Ratings: 60%-70% - satisfactory, 71%-80% - good, 81%-90% - very good,
91%-100% - excellent.

Required literature (available in the library and via other media)

Title

Number of copies in the library

Availability via other media

J. M. Smith, H. C. Van Hess, M. M. Abbott, Introduction to Chemical Engineering Thermodynamics, 7th Ed., McGraw-Hill, New York, 2005.

1

S. I. Sandler, Chemical, Biochemical and Engineering Thermodynamics, 4th Ed., Wiley, New York, 2006.

1

M. J. Moran, H. N. Shapiro, D. B. Daisie, M. B. Bailey, Fundamentals of Engineering Thermodynamics, 7th Ed., Wiley, New York, 2010.

1

P. Ahuja, Chemical Engineering Thermodynamics, PHI Learning, New Delhi, 2009.

1

N. Petric, V. Martinac, Kemijsko-inženjerska termodinamika, Termodinamika realnih procesa, Kemijsko-tehnološki fakultet, Split, 1998.

1

M. Labor, Termodinamika realnih procesa, Seminar, ppt prezentacija, on line (2014-02-20), Kemijsko-tehnološki fakultet, Split, 2014.

0

on line

V. Martinac, J. Jakić, Vježbe iz termodinamike, on line (2011-11-15), Kemijsko-tehnološki fakultet, Split, 2010.

0

on line

Optional literature (at the time of submission of study programme proposal)

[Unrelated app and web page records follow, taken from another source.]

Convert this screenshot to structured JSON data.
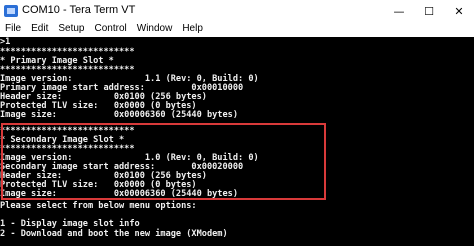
{
  "window": {
    "title": "COM10 - Tera Term VT",
    "controls": {
      "minimize": "—",
      "maximize": "☐",
      "close": "✕"
    }
  },
  "menu": [
    "File",
    "Edit",
    "Setup",
    "Control",
    "Window",
    "Help"
  ],
  "terminal": {
    "lines": [
      ">1",
      "**************************",
      "* Primary Image Slot *",
      "**************************",
      "Image version:              1.1 (Rev: 0, Build: 0)",
      "Primary image start address:         0x00010000",
      "Header size:          0x0100 (256 bytes)",
      "Protected TLV size:   0x0000 (0 bytes)",
      "Image size:           0x00006360 (25440 bytes)",
      "",
      "**************************",
      "* Secondary Image Slot *",
      "**************************",
      "Image version:              1.0 (Rev: 0, Build: 0)",
      "Secondary image start address:       0x00020000",
      "Header size:          0x0100 (256 bytes)",
      "Protected TLV size:   0x0000 (0 bytes)",
      "Image size:           0x00006360 (25440 bytes)",
      "",
      "Please select from below menu options:",
      "",
      "1 - Display image slot info",
      "2 - Download and boot the new image (XModem)"
    ]
  },
  "colors": {
    "terminal_bg": "#000000",
    "terminal_fg": "#f0f0f0",
    "highlight_border": "#d93a3a"
  }
}
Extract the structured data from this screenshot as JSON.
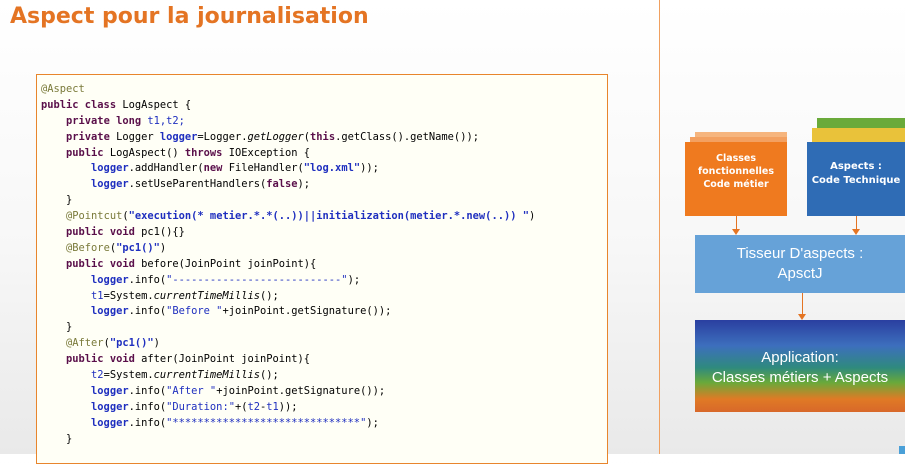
{
  "slide": {
    "title": "Aspect pour la journalisation"
  },
  "code": {
    "lines": [
      {
        "indent": "",
        "parts": [
          {
            "t": "@Aspect",
            "c": "ann"
          }
        ]
      },
      {
        "indent": "",
        "parts": [
          {
            "t": "public class",
            "c": "kw"
          },
          {
            "t": " LogAspect {",
            "c": ""
          }
        ]
      },
      {
        "indent": "    ",
        "parts": [
          {
            "t": "private long",
            "c": "kw"
          },
          {
            "t": " t1,t2;",
            "c": "str"
          }
        ]
      },
      {
        "indent": "    ",
        "parts": [
          {
            "t": "private",
            "c": "kw"
          },
          {
            "t": " Logger ",
            "c": ""
          },
          {
            "t": "logger",
            "c": "str bd"
          },
          {
            "t": "=Logger.",
            "c": ""
          },
          {
            "t": "getLogger",
            "c": "it"
          },
          {
            "t": "(",
            "c": ""
          },
          {
            "t": "this",
            "c": "kw"
          },
          {
            "t": ".getClass().getName());",
            "c": ""
          }
        ]
      },
      {
        "indent": "    ",
        "parts": [
          {
            "t": "public",
            "c": "kw"
          },
          {
            "t": " LogAspect() ",
            "c": ""
          },
          {
            "t": "throws",
            "c": "kw"
          },
          {
            "t": " IOException {",
            "c": ""
          }
        ]
      },
      {
        "indent": "        ",
        "parts": [
          {
            "t": "logger",
            "c": "str bd"
          },
          {
            "t": ".addHandler(",
            "c": ""
          },
          {
            "t": "new",
            "c": "kw"
          },
          {
            "t": " FileHandler(",
            "c": ""
          },
          {
            "t": "\"log.xml\"",
            "c": "str bd"
          },
          {
            "t": "));",
            "c": ""
          }
        ]
      },
      {
        "indent": "        ",
        "parts": [
          {
            "t": "logger",
            "c": "str bd"
          },
          {
            "t": ".setUseParentHandlers(",
            "c": ""
          },
          {
            "t": "false",
            "c": "kw"
          },
          {
            "t": ");",
            "c": ""
          }
        ]
      },
      {
        "indent": "    ",
        "parts": [
          {
            "t": "}",
            "c": ""
          }
        ]
      },
      {
        "indent": "    ",
        "parts": [
          {
            "t": "@Pointcut",
            "c": "ann"
          },
          {
            "t": "(",
            "c": ""
          },
          {
            "t": "\"execution(* metier.*.*(..))||initialization(metier.*.new(..)) \"",
            "c": "str bd"
          },
          {
            "t": ")",
            "c": ""
          }
        ]
      },
      {
        "indent": "    ",
        "parts": [
          {
            "t": "public void",
            "c": "kw"
          },
          {
            "t": " pc1(){}",
            "c": ""
          }
        ]
      },
      {
        "indent": "    ",
        "parts": [
          {
            "t": "@Before",
            "c": "ann"
          },
          {
            "t": "(",
            "c": ""
          },
          {
            "t": "\"pc1()\"",
            "c": "str bd"
          },
          {
            "t": ")",
            "c": ""
          }
        ]
      },
      {
        "indent": "    ",
        "parts": [
          {
            "t": "public void",
            "c": "kw"
          },
          {
            "t": " before(JoinPoint joinPoint){",
            "c": ""
          }
        ]
      },
      {
        "indent": "        ",
        "parts": [
          {
            "t": "logger",
            "c": "str bd"
          },
          {
            "t": ".info(",
            "c": ""
          },
          {
            "t": "\"---------------------------\"",
            "c": "str"
          },
          {
            "t": ");",
            "c": ""
          }
        ]
      },
      {
        "indent": "        ",
        "parts": [
          {
            "t": "t1",
            "c": "str"
          },
          {
            "t": "=System.",
            "c": ""
          },
          {
            "t": "currentTimeMillis",
            "c": "it"
          },
          {
            "t": "();",
            "c": ""
          }
        ]
      },
      {
        "indent": "        ",
        "parts": [
          {
            "t": "logger",
            "c": "str bd"
          },
          {
            "t": ".info(",
            "c": ""
          },
          {
            "t": "\"Before \"",
            "c": "str"
          },
          {
            "t": "+joinPoint.getSignature());",
            "c": ""
          }
        ]
      },
      {
        "indent": "    ",
        "parts": [
          {
            "t": "}",
            "c": ""
          }
        ]
      },
      {
        "indent": "    ",
        "parts": [
          {
            "t": "@After",
            "c": "ann"
          },
          {
            "t": "(",
            "c": ""
          },
          {
            "t": "\"pc1()\"",
            "c": "str bd"
          },
          {
            "t": ")",
            "c": ""
          }
        ]
      },
      {
        "indent": "    ",
        "parts": [
          {
            "t": "public void",
            "c": "kw"
          },
          {
            "t": " after(JoinPoint joinPoint){",
            "c": ""
          }
        ]
      },
      {
        "indent": "        ",
        "parts": [
          {
            "t": "t2",
            "c": "str"
          },
          {
            "t": "=System.",
            "c": ""
          },
          {
            "t": "currentTimeMillis",
            "c": "it"
          },
          {
            "t": "();",
            "c": ""
          }
        ]
      },
      {
        "indent": "        ",
        "parts": [
          {
            "t": "logger",
            "c": "str bd"
          },
          {
            "t": ".info(",
            "c": ""
          },
          {
            "t": "\"After \"",
            "c": "str"
          },
          {
            "t": "+joinPoint.getSignature());",
            "c": ""
          }
        ]
      },
      {
        "indent": "        ",
        "parts": [
          {
            "t": "logger",
            "c": "str bd"
          },
          {
            "t": ".info(",
            "c": ""
          },
          {
            "t": "\"Duration:\"",
            "c": "str"
          },
          {
            "t": "+(",
            "c": ""
          },
          {
            "t": "t2",
            "c": "str"
          },
          {
            "t": "-",
            "c": ""
          },
          {
            "t": "t1",
            "c": "str"
          },
          {
            "t": "));",
            "c": ""
          }
        ]
      },
      {
        "indent": "        ",
        "parts": [
          {
            "t": "logger",
            "c": "str bd"
          },
          {
            "t": ".info(",
            "c": ""
          },
          {
            "t": "\"******************************\"",
            "c": "str"
          },
          {
            "t": ");",
            "c": ""
          }
        ]
      },
      {
        "indent": "    ",
        "parts": [
          {
            "t": "}",
            "c": ""
          }
        ]
      }
    ]
  },
  "diagram": {
    "classes_line1": "Classes",
    "classes_line2": "fonctionnelles",
    "classes_line3": "Code métier",
    "aspects_line1": "Aspects :",
    "aspects_line2": "Code Technique",
    "tisseur_line1": "Tisseur D'aspects :",
    "tisseur_line2": "ApsctJ",
    "app_line1": "Application:",
    "app_line2": "Classes métiers + Aspects"
  },
  "colors": {
    "title": "#e47423",
    "keyword": "#5a0f4a",
    "annotation": "#7a7a3a",
    "string": "#1f2fbf"
  }
}
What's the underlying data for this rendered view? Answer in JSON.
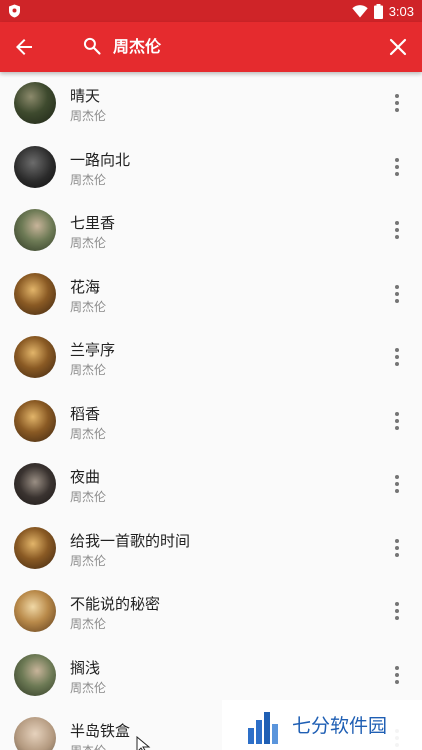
{
  "status_bar": {
    "time": "3:03",
    "icons": [
      "shield-icon",
      "wifi-icon",
      "battery-icon"
    ]
  },
  "app_bar": {
    "back_icon": "arrow-left-icon",
    "search_icon": "search-icon",
    "query": "周杰伦",
    "close_icon": "close-icon"
  },
  "songs": [
    {
      "title": "晴天",
      "artist": "周杰伦"
    },
    {
      "title": "一路向北",
      "artist": "周杰伦"
    },
    {
      "title": "七里香",
      "artist": "周杰伦"
    },
    {
      "title": "花海",
      "artist": "周杰伦"
    },
    {
      "title": "兰亭序",
      "artist": "周杰伦"
    },
    {
      "title": "稻香",
      "artist": "周杰伦"
    },
    {
      "title": "夜曲",
      "artist": "周杰伦"
    },
    {
      "title": "给我一首歌的时间",
      "artist": "周杰伦"
    },
    {
      "title": "不能说的秘密",
      "artist": "周杰伦"
    },
    {
      "title": "搁浅",
      "artist": "周杰伦"
    },
    {
      "title": "半岛铁盒",
      "artist": "周杰伦"
    }
  ],
  "watermark": {
    "text": "七分软件园"
  },
  "colors": {
    "status_bar": "#cf2428",
    "app_bar": "#e52b2e",
    "title_text": "#212121",
    "subtitle_text": "#8a8a8a"
  }
}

B. E. Poling, J. M. Prausnitz, J. P. O’Connell, The Properties of Gases and Liquids, 5th Ed., McGraw-Hill, New York, 2001.
M. Graetzel, P. Infelta, The bases of Chemical Thermodynamics, Vol. 1. & Vol. 2., Universal Publishers, Florida, 2000.

Quality assurance methods that ensure the acquisition of exit competences

Quality assurance will be performed at three levels:
(1) University Level;
(2) Faculty Level by Quality Control Committee;
(3) Lecturer’s Level.

Other (as the proposer wishes to add)